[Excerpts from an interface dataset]
[Start of Attachment]
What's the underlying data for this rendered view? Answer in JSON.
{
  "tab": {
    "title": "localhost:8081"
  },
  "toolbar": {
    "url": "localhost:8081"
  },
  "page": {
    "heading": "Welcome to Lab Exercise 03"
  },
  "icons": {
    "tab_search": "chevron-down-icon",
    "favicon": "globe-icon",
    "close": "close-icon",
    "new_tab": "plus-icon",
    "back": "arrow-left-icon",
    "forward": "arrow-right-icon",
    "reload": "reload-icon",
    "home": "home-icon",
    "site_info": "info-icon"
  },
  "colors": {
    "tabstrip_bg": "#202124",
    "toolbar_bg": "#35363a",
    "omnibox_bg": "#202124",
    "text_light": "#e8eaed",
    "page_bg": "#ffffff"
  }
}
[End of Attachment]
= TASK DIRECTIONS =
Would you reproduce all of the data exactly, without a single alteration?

= WRITTEN RESPONSE =
What's the underlying data for this rendered view? Answer in JSON.
{
  "tab": {
    "title": "localhost:8081"
  },
  "toolbar": {
    "url": "localhost:8081"
  },
  "page": {
    "heading": "Welcome to Lab Exercise 03"
  },
  "icons": {
    "tab_search": "chevron-down-icon",
    "favicon": "globe-icon",
    "close": "close-icon",
    "new_tab": "plus-icon",
    "back": "arrow-left-icon",
    "forward": "arrow-right-icon",
    "reload": "reload-icon",
    "home": "home-icon",
    "site_info": "info-icon"
  },
  "colors": {
    "tabstrip_bg": "#202124",
    "toolbar_bg": "#35363a",
    "omnibox_bg": "#202124",
    "text_light": "#e8eaed",
    "page_bg": "#ffffff"
  }
}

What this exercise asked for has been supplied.